*** RECORDS SHOWN ***
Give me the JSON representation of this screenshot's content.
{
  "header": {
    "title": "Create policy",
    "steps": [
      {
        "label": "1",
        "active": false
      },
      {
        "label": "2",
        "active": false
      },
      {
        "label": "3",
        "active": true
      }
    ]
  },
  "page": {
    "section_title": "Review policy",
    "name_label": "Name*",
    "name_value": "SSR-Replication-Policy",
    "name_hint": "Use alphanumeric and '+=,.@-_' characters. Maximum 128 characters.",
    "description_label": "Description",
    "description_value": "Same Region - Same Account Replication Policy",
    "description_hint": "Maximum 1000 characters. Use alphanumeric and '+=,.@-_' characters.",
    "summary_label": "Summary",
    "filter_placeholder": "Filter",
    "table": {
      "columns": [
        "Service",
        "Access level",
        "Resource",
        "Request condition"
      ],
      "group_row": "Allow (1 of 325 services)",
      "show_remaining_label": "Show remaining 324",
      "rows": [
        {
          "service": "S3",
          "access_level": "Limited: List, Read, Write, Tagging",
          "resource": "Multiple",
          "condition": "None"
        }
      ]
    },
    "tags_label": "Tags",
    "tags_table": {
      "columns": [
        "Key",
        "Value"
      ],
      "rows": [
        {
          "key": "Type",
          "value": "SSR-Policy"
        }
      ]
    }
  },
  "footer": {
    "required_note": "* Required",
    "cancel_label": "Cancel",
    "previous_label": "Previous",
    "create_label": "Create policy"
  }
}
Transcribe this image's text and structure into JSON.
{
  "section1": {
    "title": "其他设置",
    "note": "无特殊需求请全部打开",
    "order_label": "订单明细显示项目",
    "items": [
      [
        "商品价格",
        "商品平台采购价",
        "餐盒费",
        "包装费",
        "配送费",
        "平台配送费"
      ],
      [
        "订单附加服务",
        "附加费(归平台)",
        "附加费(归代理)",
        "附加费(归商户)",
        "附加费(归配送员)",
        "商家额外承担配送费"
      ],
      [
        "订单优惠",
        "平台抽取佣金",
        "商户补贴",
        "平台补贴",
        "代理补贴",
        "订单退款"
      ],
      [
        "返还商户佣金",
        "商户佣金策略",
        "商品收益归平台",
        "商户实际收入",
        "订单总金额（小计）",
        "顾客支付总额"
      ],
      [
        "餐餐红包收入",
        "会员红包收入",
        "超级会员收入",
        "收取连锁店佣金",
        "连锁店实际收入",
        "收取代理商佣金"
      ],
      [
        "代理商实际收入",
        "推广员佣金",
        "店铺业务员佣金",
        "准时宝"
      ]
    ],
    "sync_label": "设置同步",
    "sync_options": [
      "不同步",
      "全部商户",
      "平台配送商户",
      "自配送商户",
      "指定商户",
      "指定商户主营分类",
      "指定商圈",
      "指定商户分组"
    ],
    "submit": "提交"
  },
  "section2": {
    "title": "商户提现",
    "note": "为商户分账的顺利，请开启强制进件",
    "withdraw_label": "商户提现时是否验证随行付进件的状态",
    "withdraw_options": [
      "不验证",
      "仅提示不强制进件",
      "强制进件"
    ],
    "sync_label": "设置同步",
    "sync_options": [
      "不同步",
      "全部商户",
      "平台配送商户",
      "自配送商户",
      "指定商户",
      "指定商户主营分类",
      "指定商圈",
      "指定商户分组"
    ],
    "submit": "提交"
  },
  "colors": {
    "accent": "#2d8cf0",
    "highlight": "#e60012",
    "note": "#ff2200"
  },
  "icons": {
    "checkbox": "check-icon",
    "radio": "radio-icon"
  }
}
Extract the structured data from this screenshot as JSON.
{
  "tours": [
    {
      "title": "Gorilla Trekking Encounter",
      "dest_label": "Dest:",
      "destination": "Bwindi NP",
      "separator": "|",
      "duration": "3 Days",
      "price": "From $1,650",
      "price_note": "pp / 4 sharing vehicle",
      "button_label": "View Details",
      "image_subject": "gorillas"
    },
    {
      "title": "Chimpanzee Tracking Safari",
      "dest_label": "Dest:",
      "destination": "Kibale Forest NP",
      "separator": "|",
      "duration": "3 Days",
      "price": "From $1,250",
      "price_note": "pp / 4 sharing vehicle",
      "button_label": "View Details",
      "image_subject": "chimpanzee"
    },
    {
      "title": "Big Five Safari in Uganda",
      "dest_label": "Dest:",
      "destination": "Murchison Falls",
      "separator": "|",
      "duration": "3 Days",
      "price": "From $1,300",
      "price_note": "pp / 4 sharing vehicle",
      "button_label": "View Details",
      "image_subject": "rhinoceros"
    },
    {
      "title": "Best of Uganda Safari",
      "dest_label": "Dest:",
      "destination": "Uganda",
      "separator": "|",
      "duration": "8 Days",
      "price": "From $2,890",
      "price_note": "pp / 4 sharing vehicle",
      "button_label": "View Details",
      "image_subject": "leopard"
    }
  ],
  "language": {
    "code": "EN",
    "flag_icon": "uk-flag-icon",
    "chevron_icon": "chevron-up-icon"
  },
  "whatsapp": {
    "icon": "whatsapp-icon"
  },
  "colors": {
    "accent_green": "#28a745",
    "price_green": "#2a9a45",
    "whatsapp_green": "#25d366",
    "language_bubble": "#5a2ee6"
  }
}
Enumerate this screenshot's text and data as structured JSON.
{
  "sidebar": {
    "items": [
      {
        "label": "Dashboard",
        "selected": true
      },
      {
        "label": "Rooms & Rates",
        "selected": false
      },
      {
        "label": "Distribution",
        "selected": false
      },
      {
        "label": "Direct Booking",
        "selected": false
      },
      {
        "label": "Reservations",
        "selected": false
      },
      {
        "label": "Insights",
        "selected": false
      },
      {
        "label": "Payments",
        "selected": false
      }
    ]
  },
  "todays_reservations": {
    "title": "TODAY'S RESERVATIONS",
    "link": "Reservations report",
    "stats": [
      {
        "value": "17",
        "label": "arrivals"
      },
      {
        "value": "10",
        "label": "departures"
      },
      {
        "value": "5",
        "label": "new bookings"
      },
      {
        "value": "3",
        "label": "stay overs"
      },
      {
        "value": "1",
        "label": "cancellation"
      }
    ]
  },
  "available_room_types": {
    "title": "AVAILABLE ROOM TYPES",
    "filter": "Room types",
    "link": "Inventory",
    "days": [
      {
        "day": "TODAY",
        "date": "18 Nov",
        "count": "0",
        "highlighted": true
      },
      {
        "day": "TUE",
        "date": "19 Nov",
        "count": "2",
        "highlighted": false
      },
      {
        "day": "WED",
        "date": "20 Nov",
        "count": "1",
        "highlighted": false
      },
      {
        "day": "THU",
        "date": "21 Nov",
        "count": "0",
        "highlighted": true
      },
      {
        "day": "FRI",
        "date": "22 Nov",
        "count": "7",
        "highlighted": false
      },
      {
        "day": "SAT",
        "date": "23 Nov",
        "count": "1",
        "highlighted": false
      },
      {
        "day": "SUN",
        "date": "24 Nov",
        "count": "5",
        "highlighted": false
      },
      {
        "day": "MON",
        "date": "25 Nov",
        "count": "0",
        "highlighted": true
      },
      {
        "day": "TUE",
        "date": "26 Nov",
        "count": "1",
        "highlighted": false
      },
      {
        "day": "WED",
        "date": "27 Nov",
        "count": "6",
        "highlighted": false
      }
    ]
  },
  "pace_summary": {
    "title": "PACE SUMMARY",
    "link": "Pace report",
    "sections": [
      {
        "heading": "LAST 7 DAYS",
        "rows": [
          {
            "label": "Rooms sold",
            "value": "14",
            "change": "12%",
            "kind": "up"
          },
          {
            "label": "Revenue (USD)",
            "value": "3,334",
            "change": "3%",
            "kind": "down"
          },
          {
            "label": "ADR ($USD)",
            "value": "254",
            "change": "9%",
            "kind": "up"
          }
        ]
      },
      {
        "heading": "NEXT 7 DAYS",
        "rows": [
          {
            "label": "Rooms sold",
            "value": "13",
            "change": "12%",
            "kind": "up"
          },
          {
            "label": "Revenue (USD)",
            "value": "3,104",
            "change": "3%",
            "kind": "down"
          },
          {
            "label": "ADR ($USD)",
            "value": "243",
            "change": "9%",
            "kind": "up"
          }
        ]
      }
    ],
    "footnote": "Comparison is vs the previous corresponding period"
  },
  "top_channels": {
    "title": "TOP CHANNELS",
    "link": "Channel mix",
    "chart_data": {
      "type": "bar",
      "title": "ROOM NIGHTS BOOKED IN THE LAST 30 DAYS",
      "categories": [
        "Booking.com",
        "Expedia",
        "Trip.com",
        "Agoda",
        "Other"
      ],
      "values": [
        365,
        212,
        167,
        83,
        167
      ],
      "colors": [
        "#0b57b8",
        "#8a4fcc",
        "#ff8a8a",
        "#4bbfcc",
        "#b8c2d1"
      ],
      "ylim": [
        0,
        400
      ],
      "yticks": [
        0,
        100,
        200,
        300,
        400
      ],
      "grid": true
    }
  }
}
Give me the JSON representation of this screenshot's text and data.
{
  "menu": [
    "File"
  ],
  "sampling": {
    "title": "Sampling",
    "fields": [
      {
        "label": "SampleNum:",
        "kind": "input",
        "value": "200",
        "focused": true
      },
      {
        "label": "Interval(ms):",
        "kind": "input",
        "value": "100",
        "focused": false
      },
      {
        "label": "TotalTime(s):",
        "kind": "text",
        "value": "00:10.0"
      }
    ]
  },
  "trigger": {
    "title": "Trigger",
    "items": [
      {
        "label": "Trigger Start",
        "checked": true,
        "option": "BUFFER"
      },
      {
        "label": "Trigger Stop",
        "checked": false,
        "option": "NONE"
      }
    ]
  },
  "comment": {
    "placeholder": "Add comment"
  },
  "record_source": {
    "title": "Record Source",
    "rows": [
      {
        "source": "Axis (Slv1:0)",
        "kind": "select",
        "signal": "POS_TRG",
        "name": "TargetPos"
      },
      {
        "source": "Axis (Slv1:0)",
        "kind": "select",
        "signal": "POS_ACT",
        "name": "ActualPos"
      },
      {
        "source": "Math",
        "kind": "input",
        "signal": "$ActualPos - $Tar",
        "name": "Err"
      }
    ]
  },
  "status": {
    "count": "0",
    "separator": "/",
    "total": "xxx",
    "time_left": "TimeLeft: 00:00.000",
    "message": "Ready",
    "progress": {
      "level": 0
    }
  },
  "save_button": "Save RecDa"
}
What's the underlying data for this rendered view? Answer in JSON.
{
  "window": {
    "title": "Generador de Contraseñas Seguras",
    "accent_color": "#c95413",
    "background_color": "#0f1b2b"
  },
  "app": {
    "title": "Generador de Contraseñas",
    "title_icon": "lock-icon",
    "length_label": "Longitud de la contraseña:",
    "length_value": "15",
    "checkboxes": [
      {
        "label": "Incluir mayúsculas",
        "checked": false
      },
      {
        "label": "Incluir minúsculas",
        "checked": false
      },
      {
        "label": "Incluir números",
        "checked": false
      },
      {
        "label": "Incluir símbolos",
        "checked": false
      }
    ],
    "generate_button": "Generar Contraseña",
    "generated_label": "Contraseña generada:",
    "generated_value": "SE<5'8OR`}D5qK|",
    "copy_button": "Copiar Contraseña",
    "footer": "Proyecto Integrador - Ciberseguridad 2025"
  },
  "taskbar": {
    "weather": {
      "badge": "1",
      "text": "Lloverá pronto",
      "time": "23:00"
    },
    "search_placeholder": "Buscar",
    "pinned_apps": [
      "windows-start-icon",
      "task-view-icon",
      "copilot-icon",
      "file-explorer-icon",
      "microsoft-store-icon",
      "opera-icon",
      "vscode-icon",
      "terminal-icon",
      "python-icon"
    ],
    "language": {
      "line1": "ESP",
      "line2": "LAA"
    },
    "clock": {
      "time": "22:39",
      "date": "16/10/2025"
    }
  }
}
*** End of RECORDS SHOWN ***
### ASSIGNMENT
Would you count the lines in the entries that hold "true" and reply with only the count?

### REPLY TO THE EXERCISE
8